INFORMATION START
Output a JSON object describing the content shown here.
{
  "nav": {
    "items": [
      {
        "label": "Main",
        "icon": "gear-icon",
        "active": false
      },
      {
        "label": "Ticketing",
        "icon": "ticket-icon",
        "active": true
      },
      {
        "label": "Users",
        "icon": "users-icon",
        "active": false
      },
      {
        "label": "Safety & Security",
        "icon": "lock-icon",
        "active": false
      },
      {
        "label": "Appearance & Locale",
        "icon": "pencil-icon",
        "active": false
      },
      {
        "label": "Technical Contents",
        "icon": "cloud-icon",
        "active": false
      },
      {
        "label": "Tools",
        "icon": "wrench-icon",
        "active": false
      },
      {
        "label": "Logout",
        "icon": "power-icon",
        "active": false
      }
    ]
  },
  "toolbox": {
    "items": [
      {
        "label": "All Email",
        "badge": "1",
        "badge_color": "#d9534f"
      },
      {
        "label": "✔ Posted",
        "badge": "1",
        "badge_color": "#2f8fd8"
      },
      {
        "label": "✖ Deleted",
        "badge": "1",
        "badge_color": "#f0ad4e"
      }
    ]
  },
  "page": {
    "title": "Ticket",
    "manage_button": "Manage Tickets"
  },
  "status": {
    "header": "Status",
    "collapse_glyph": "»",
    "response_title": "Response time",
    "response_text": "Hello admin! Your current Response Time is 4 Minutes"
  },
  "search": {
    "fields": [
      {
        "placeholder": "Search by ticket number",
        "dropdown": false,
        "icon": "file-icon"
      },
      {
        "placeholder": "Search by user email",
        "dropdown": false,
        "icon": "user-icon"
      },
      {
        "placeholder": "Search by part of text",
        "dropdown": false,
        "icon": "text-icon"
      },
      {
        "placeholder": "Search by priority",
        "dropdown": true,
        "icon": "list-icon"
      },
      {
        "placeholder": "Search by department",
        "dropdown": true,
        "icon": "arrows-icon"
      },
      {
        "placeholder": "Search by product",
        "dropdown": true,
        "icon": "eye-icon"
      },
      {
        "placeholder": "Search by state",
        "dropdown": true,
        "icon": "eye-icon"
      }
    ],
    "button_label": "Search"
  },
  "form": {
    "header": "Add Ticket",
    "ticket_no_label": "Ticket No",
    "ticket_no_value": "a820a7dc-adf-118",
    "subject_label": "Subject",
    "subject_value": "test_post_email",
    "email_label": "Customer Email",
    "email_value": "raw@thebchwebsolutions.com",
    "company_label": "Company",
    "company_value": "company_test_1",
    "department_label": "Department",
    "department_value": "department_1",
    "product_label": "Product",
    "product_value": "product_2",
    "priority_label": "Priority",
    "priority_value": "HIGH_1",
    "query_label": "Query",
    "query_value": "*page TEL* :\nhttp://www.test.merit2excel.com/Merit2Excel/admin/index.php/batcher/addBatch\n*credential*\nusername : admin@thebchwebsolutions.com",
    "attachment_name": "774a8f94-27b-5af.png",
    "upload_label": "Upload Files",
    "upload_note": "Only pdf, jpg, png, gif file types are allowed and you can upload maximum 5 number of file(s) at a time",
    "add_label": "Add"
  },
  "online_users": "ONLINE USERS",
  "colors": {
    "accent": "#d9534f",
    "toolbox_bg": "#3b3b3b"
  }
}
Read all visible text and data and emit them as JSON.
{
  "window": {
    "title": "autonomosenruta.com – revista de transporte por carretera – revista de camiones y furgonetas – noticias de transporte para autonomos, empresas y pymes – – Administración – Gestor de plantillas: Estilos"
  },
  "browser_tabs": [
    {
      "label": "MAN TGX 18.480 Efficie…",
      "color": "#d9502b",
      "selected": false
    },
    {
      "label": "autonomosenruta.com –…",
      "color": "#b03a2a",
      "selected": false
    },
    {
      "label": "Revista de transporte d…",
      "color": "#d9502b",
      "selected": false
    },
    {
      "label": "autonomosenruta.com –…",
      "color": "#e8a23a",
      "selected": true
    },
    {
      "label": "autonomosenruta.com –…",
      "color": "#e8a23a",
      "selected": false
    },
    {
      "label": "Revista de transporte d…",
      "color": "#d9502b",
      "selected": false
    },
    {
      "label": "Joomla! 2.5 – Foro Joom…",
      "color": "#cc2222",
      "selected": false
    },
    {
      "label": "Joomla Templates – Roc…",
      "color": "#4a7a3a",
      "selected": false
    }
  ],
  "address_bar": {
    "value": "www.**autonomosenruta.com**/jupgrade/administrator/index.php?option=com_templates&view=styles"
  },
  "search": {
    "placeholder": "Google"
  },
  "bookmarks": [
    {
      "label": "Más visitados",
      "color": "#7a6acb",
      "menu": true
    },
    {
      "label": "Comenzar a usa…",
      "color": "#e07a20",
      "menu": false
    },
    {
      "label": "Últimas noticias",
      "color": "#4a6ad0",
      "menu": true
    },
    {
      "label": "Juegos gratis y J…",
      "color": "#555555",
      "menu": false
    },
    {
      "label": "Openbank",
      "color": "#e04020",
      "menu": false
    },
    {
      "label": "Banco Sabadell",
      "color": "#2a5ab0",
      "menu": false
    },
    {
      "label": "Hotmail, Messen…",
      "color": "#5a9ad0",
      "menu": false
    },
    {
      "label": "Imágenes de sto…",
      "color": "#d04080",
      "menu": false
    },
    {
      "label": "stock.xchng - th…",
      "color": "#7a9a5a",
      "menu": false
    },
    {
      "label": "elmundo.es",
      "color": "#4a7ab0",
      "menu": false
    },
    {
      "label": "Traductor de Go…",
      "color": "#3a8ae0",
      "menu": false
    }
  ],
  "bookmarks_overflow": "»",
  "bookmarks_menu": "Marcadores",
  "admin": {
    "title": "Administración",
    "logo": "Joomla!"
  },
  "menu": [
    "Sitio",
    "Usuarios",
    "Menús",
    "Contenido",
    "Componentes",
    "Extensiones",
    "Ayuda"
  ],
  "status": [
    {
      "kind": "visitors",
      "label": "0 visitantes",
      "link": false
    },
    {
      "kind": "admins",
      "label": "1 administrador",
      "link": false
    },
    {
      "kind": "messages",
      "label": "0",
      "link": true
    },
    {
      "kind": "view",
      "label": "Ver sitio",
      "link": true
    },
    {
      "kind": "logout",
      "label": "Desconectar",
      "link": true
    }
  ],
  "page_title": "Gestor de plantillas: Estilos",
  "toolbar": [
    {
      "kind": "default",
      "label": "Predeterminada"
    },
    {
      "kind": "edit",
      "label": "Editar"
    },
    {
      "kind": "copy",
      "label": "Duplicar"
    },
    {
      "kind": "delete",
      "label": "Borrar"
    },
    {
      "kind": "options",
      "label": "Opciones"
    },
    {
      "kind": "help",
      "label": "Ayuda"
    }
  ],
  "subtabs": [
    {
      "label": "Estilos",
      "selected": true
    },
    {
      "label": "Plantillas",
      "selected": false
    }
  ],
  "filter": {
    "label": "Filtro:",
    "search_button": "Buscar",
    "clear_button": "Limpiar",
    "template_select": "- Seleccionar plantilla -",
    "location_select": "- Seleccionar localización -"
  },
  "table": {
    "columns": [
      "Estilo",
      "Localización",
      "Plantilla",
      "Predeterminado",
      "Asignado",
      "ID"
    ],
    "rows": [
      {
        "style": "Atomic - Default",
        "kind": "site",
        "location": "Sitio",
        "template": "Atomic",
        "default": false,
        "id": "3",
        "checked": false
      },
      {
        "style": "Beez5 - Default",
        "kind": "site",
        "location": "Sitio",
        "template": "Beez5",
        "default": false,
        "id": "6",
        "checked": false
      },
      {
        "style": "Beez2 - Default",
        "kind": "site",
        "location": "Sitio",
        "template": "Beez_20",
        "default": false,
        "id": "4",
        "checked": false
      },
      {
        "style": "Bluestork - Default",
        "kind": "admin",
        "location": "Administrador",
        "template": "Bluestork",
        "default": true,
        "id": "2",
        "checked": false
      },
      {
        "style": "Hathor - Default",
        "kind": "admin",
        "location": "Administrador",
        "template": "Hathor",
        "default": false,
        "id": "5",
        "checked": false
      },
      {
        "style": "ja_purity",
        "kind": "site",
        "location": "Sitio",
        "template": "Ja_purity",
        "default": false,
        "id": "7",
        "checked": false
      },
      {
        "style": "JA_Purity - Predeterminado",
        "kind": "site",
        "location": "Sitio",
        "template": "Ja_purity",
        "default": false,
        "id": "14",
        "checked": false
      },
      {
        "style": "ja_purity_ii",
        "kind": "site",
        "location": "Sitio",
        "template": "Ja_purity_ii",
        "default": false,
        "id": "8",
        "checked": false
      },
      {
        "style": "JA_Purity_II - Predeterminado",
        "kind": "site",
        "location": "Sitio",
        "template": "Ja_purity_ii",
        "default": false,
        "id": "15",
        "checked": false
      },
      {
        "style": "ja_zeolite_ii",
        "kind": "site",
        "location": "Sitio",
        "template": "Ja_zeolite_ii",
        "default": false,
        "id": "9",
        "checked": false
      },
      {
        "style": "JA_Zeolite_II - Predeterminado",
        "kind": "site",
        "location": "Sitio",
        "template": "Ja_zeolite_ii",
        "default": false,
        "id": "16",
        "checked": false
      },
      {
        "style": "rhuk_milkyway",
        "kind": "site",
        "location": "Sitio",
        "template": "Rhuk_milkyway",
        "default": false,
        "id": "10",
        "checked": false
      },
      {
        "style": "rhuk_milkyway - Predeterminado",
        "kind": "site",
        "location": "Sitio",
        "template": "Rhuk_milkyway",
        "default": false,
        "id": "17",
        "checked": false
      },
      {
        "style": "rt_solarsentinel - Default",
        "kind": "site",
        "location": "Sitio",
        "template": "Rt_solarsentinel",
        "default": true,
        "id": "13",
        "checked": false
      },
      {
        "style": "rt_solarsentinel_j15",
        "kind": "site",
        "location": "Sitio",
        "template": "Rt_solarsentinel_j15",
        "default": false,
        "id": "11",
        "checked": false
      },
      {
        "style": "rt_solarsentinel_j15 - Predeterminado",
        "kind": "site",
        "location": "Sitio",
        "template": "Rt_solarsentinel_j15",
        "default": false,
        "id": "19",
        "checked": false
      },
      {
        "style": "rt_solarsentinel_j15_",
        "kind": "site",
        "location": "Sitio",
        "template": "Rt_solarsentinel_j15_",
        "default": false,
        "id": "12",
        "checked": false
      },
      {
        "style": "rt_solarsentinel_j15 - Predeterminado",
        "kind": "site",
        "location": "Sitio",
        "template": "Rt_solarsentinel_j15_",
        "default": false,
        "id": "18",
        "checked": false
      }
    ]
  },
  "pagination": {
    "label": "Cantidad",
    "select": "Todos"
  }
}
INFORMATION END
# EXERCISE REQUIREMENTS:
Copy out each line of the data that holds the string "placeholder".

# REPLY:
        "placeholder": "Search by ticket number",
        "placeholder": "Search by user email",
        "placeholder": "Search by part of text",
        "placeholder": "Search by priority",
        "placeholder": "Search by department",
        "placeholder": "Search by product",
        "placeholder": "Search by state",
    "placeholder": "Google"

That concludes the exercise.